■ **WORK ITEM**
Return every line of the data below word for word, including the punctuation.

■ **GIVEN RECORDS**
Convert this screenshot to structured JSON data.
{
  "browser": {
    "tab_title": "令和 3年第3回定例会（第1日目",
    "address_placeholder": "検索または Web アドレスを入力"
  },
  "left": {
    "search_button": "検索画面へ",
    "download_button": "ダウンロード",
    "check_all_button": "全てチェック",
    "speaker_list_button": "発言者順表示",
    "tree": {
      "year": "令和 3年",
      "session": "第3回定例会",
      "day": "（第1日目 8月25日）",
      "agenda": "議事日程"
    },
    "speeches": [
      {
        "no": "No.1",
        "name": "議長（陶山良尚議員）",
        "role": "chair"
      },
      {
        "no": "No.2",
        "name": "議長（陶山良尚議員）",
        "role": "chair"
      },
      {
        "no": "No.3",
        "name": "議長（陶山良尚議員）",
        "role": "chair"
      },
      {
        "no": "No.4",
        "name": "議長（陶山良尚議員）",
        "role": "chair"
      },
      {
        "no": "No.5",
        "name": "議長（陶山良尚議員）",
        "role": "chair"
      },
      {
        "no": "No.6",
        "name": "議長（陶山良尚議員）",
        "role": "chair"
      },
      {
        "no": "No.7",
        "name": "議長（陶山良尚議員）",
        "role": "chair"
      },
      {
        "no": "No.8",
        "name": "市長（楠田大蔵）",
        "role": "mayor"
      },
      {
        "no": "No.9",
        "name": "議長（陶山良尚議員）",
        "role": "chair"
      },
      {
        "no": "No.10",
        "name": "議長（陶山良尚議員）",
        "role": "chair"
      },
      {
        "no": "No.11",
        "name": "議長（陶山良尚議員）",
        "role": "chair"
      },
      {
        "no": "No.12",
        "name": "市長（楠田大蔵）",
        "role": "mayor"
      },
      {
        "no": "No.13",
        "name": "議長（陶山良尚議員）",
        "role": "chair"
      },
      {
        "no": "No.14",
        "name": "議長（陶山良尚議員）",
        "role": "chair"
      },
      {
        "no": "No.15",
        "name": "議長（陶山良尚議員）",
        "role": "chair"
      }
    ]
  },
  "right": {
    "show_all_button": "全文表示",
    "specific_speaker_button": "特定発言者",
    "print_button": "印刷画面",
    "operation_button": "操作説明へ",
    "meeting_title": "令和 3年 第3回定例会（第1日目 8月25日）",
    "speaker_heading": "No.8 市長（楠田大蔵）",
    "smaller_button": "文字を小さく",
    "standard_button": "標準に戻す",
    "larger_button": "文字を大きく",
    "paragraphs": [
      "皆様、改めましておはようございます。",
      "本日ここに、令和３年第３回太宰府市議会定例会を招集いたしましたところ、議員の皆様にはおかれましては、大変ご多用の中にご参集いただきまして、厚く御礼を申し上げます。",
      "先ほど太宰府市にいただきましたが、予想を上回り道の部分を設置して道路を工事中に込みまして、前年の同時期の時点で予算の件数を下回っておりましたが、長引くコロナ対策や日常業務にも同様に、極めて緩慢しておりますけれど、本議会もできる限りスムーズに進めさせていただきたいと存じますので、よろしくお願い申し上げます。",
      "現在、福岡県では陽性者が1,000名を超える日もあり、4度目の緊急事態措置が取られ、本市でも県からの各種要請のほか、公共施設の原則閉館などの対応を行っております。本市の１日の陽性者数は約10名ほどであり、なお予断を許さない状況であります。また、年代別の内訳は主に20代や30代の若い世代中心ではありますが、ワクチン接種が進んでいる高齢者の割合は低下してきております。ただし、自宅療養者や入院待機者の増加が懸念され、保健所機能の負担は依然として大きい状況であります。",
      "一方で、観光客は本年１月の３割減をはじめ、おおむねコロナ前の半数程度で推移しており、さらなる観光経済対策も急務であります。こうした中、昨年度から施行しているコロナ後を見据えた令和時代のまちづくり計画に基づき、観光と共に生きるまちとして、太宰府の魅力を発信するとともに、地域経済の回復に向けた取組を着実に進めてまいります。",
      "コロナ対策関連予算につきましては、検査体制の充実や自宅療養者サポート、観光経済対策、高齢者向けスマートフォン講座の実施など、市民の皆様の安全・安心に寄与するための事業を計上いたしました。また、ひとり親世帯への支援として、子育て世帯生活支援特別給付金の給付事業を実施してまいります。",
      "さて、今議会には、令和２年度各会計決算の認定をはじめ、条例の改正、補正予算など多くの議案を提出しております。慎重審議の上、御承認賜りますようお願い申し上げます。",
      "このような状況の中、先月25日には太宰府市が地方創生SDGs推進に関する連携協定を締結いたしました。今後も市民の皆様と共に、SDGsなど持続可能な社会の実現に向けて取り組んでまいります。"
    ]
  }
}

■ **OUTPUT BELOW**
Convert this screenshot to structured JSON data.
{
  "browser": {
    "tab_title": "令和 3年第3回定例会（第1日目",
    "address_placeholder": "検索または Web アドレスを入力"
  },
  "left": {
    "search_button": "検索画面へ",
    "download_button": "ダウンロード",
    "check_all_button": "全てチェック",
    "speaker_list_button": "発言者順表示",
    "tree": {
      "year": "令和 3年",
      "session": "第3回定例会",
      "day": "（第1日目 8月25日）",
      "agenda": "議事日程"
    },
    "speeches": [
      {
        "no": "No.1",
        "name": "議長（陶山良尚議員）",
        "role": "chair"
      },
      {
        "no": "No.2",
        "name": "議長（陶山良尚議員）",
        "role": "chair"
      },
      {
        "no": "No.3",
        "name": "議長（陶山良尚議員）",
        "role": "chair"
      },
      {
        "no": "No.4",
        "name": "議長（陶山良尚議員）",
        "role": "chair"
      },
      {
        "no": "No.5",
        "name": "議長（陶山良尚議員）",
        "role": "chair"
      },
      {
        "no": "No.6",
        "name": "議長（陶山良尚議員）",
        "role": "chair"
      },
      {
        "no": "No.7",
        "name": "議長（陶山良尚議員）",
        "role": "chair"
      },
      {
        "no": "No.8",
        "name": "市長（楠田大蔵）",
        "role": "mayor"
      },
      {
        "no": "No.9",
        "name": "議長（陶山良尚議員）",
        "role": "chair"
      },
      {
        "no": "No.10",
        "name": "議長（陶山良尚議員）",
        "role": "chair"
      },
      {
        "no": "No.11",
        "name": "議長（陶山良尚議員）",
        "role": "chair"
      },
      {
        "no": "No.12",
        "name": "市長（楠田大蔵）",
        "role": "mayor"
      },
      {
        "no": "No.13",
        "name": "議長（陶山良尚議員）",
        "role": "chair"
      },
      {
        "no": "No.14",
        "name": "議長（陶山良尚議員）",
        "role": "chair"
      },
      {
        "no": "No.15",
        "name": "議長（陶山良尚議員）",
        "role": "chair"
      }
    ]
  },
  "right": {
    "show_all_button": "全文表示",
    "specific_speaker_button": "特定発言者",
    "print_button": "印刷画面",
    "operation_button": "操作説明へ",
    "meeting_title": "令和 3年 第3回定例会（第1日目 8月25日）",
    "speaker_heading": "No.8 市長（楠田大蔵）",
    "smaller_button": "文字を小さく",
    "standard_button": "標準に戻す",
    "larger_button": "文字を大きく",
    "paragraphs": [
      "皆様、改めましておはようございます。",
      "本日ここに、令和３年第３回太宰府市議会定例会を招集いたしましたところ、議員の皆様にはおかれましては、大変ご多用の中にご参集いただきまして、厚く御礼を申し上げます。",
      "先ほど太宰府市にいただきましたが、予想を上回り道の部分を設置して道路を工事中に込みまして、前年の同時期の時点で予算の件数を下回っておりましたが、長引くコロナ対策や日常業務にも同様に、極めて緩慢しておりますけれど、本議会もできる限りスムーズに進めさせていただきたいと存じますので、よろしくお願い申し上げます。",
      "現在、福岡県では陽性者が1,000名を超える日もあり、4度目の緊急事態措置が取られ、本市でも県からの各種要請のほか、公共施設の原則閉館などの対応を行っております。本市の１日の陽性者数は約10名ほどであり、なお予断を許さない状況であります。また、年代別の内訳は主に20代や30代の若い世代中心ではありますが、ワクチン接種が進んでいる高齢者の割合は低下してきております。ただし、自宅療養者や入院待機者の増加が懸念され、保健所機能の負担は依然として大きい状況であります。",
      "一方で、観光客は本年１月の３割減をはじめ、おおむねコロナ前の半数程度で推移しており、さらなる観光経済対策も急務であります。こうした中、昨年度から施行しているコロナ後を見据えた令和時代のまちづくり計画に基づき、観光と共に生きるまちとして、太宰府の魅力を発信するとともに、地域経済の回復に向けた取組を着実に進めてまいります。",
      "コロナ対策関連予算につきましては、検査体制の充実や自宅療養者サポート、観光経済対策、高齢者向けスマートフォン講座の実施など、市民の皆様の安全・安心に寄与するための事業を計上いたしました。また、ひとり親世帯への支援として、子育て世帯生活支援特別給付金の給付事業を実施してまいります。",
      "さて、今議会には、令和２年度各会計決算の認定をはじめ、条例の改正、補正予算など多くの議案を提出しております。慎重審議の上、御承認賜りますようお願い申し上げます。",
      "このような状況の中、先月25日には太宰府市が地方創生SDGs推進に関する連携協定を締結いたしました。今後も市民の皆様と共に、SDGsなど持続可能な社会の実現に向けて取り組んでまいります。"
    ]
  }
}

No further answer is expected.